вЂњItвЂ™s the step that is firstвЂќ North Bay deputy mayor Tanya Vrebosch claims, noting the utmost rates of interest charged by the businesses are вЂњvery costly, as near up to a loan shark as you are able to get.вЂќ
The modifications are within the COVID-19 Economic Recovery Act, 2020, tabled by the Doug Ford federal federal government.
Amendments to your payday advances Act, 2008, will cap the attention price loan providers may charge on payday advances which are in default.
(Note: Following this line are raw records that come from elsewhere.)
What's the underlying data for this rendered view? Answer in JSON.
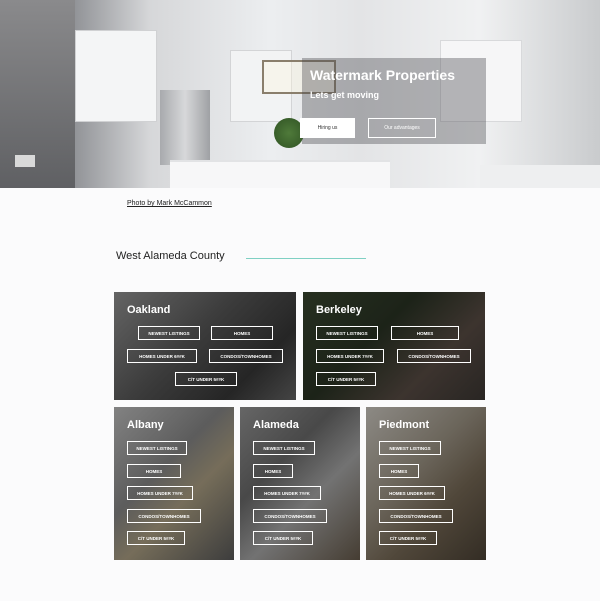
{
  "hero": {
    "title": "Watermark Properties",
    "subtitle": "Lets get moving",
    "primary_button": "Hiring us",
    "secondary_button": "Our advantages",
    "credit": "Photo by Mark McCammon"
  },
  "section": {
    "title": "West Alameda County",
    "accent_color": "#7fd0c3"
  },
  "cards": [
    {
      "name": "Oakland",
      "buttons": [
        "NEWEST LISTINGS",
        "HOMES",
        "HOMES UNDER 6##K",
        "CONDOS/TOWNHOMES",
        "C/T UNDER 5##K"
      ]
    },
    {
      "name": "Berkeley",
      "buttons": [
        "NEWEST LISTINGS",
        "HOMES",
        "HOMES UNDER 7##K",
        "CONDOS/TOWNHOMES",
        "C/T UNDER 5##K"
      ]
    },
    {
      "name": "Albany",
      "buttons": [
        "NEWEST LISTINGS",
        "HOMES",
        "HOMES UNDER 7##K",
        "CONDOS/TOWNHOMES",
        "C/T UNDER 5##K"
      ]
    },
    {
      "name": "Alameda",
      "buttons": [
        "NEWEST LISTINGS",
        "HOMES",
        "HOMES UNDER 7##K",
        "CONDOS/TOWNHOMES",
        "C/T UNDER 5##K"
      ]
    },
    {
      "name": "Piedmont",
      "buttons": [
        "NEWEST LISTINGS",
        "HOMES",
        "HOMES UNDER 6##K",
        "CONDOS/TOWNHOMES",
        "C/T UNDER 5##K"
      ]
    }
  ]
}
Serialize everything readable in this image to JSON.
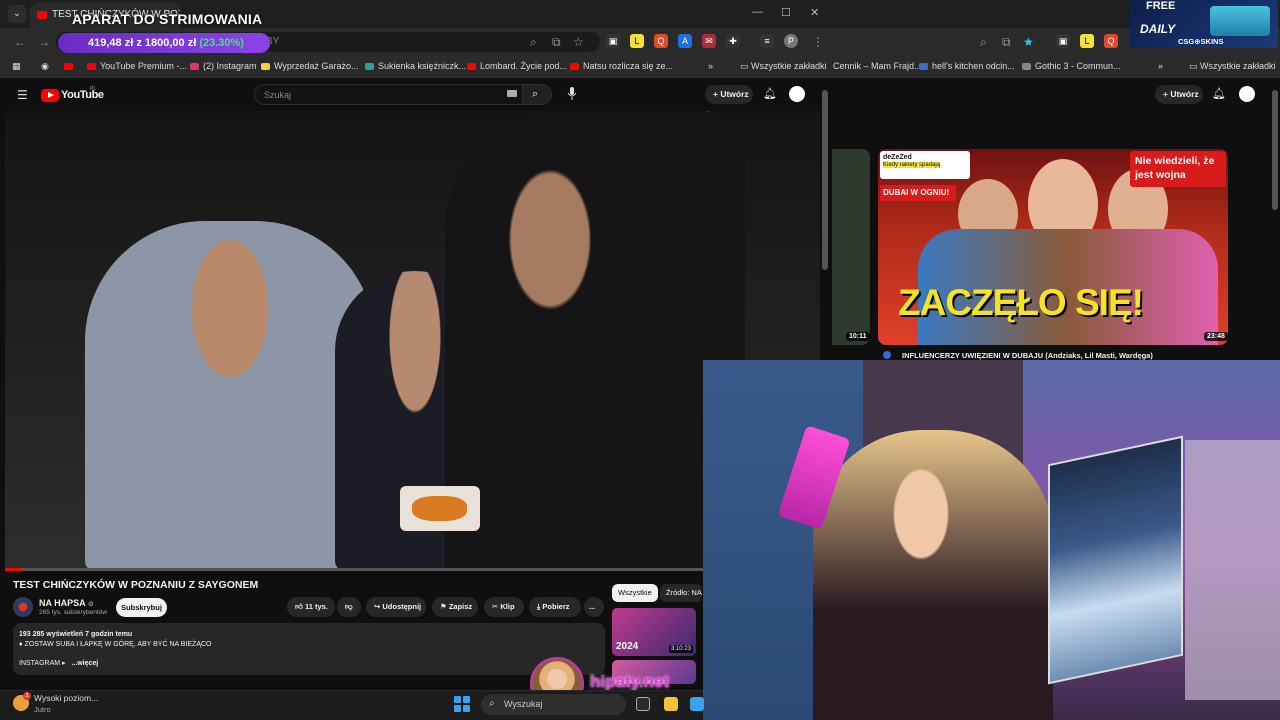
{
  "left_browser": {
    "tab_title": "TEST CHIŃCZYKÓW W POZ",
    "overlay_title": "APARAT DO STRIMOWANIA",
    "address_hint": "tchAggrdBY",
    "money": {
      "amount": "419,48 zł z 1800,00 zł",
      "percent": "(23.30%)"
    },
    "bookmarks": [
      "YouTube Premium -...",
      "(2) Instagram",
      "Wyprzedaż Garażo...",
      "Sukienka księżniczk...",
      "Lombard. Życie pod...",
      "Natsu rozlicza się ze...",
      "Wszystkie zakładki"
    ]
  },
  "youtube": {
    "logo": "YouTube",
    "logo_region": "PL",
    "search_placeholder": "Szukaj",
    "create_label": "Utwórz",
    "video": {
      "title": "TEST CHIŃCZYKÓW W POZNANIU Z SAYGONEM",
      "progress_fraction": 0.02,
      "channel": "NA HAPSA",
      "subscribers": "265 tys. subskrybentów",
      "subscribe_label": "Subskrybuj",
      "likes": "11 tys.",
      "share_label": "Udostępnij",
      "save_label": "Zapisz",
      "clip_label": "Klip",
      "download_label": "Pobierz",
      "more_label": "...",
      "views_time": "193 285 wyświetleń  7 godzin temu",
      "desc_line": "♦ ZOSTAW SUBA I ŁAPKĘ W GÓRĘ, ABY BYĆ NA BIEŻĄCO",
      "desc_instagram": "INSTAGRAM ▸",
      "more_desc": "...więcej"
    },
    "chips": [
      "Wszystkie",
      "Źródło: NA I"
    ],
    "side_thumb": {
      "label": "2024",
      "duration": "3:10:23"
    }
  },
  "right_browser": {
    "bookmarks": [
      "Cennik – Mam Frajd...",
      "hell's kitchen odcin...",
      "Gothic 3 - Commun...",
      "Wszystkie zakładki"
    ],
    "create_label": "Utwórz",
    "ad": {
      "free": "FREE",
      "daily": "DAILY",
      "brand": "CSG⊕SKINS"
    },
    "video": {
      "thumb_text": "ZACZĘŁO SIĘ!",
      "badge_text": "Nie wiedzieli, że jest wojna",
      "dubai_label": "DUBAI W OGNIU!",
      "tweet_name": "deZeZed",
      "tweet_line": "Kiedy rakiety spadają",
      "duration": "23:48",
      "left_duration": "10:11",
      "title": "INFLUENCERZY UWIĘZIENI W DUBAJU (Andziaks, Lil Masti, Wardęga)"
    }
  },
  "watermark": "hipaty.net",
  "taskbar": {
    "notif_title": "Wysoki poziom...",
    "notif_sub": "Jutro",
    "notif_count": "1",
    "search_label": "Wyszukaj"
  }
}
Loan providers wouldn’t be allowed to charge desire for more than 2.5 % each month non-compounded, supplying rate relief to borrowers not able to repay their loans on time.
The us government would additionally set up a maximum charge of $25 that could be charged by lenders for dishonoured or https://installmentloansvirginia.net/ bounced cheques or pre-authorized debits.
This measure, based on the province, would protect borrowers from paying out high costs while currently dealing with pecuniary hardship.
вЂњOnce youвЂ™re in, it is a cycle that is viciousвЂќ Vrebosch claims. вЂњYou borrow then need to borrow to repay that which you currently owe.вЂќ
People who look to the cash advance companies, she says, are mainly people who canвЂ™t manage to borrow, who aren’t in a position to secure that loan from banking institutions, whoever bank cards are maxed down, and who face an emergency that is sudden.
Nevertheless the interest levels they charge, she claims, are way too high, as well as the charges may also be onerous.
In line with the Financial Consumer Agency of Canada, a federal agency, the expense of an online payday loan may be the equal to an interest of 500 to 600 percent.
People who move to these businesses, Vrebosch states, tend to be people that are vulnerable don’t have any power to get personal lines of credit.
The province, she claims, needs to place parameters from the businesses.
Vrebosch admits she does not like them вЂњat all,вЂќ but acknowledges that in a crisis situation, it really is sometimes the option that is only many people.
вЂњI have absolutely nothing from the those who work here,behind them is a problem for herвЂќ she says, but the concept.
вЂњThey create a massive burden that is financial on borrowers who will be вЂњalways behind the 8-ball.вЂќ
Along with placing limits that are new the businesses, Vrebosch states the province may do more to simply help those in need, such as for instance capital programs for economic counselling.
The province should also вЂњsee that are with them and why and help them.вЂќ
In a 2018 meeting, Lana Mitchell, executive manager of minimal Income People Involvement of Nipissing, stated the thing is that вЂњpeople get from a single to another location, therefore in place of getting assistance, they get further when you look at the gap.
вЂњIt just deepens the crisis they truly are in. It simply increases the stress degree they curently have.вЂќ
Some individuals, she stated, вЂњcould get in touch to fourвЂќ that is different, borrowing in one to pay for another.
The province reduced the price of a cash advance to $18 per $100 in 2017, down from $21, and dropped it to the current maximum of $15 in 2018.
Considering that the loans are supposed to be utilized to pay for short-term costs for the two-week duration, lenders donвЂ™t express terms yearly.
Pay day loans typically need to be paid back fourteen days after borrowing the funds, and all sorts of payday loan providers are required to publish information within their stores showing the total price of borrowing compared to credit lines and bank cards.
Ontario joins six Canadian jurisdictions which have comparable interest that is maximum on payday advances in standard, including British Columbia, Alberta, Saskatchewan, Manitoba, brand brand New Brunswick, and Newfoundland and Labrador.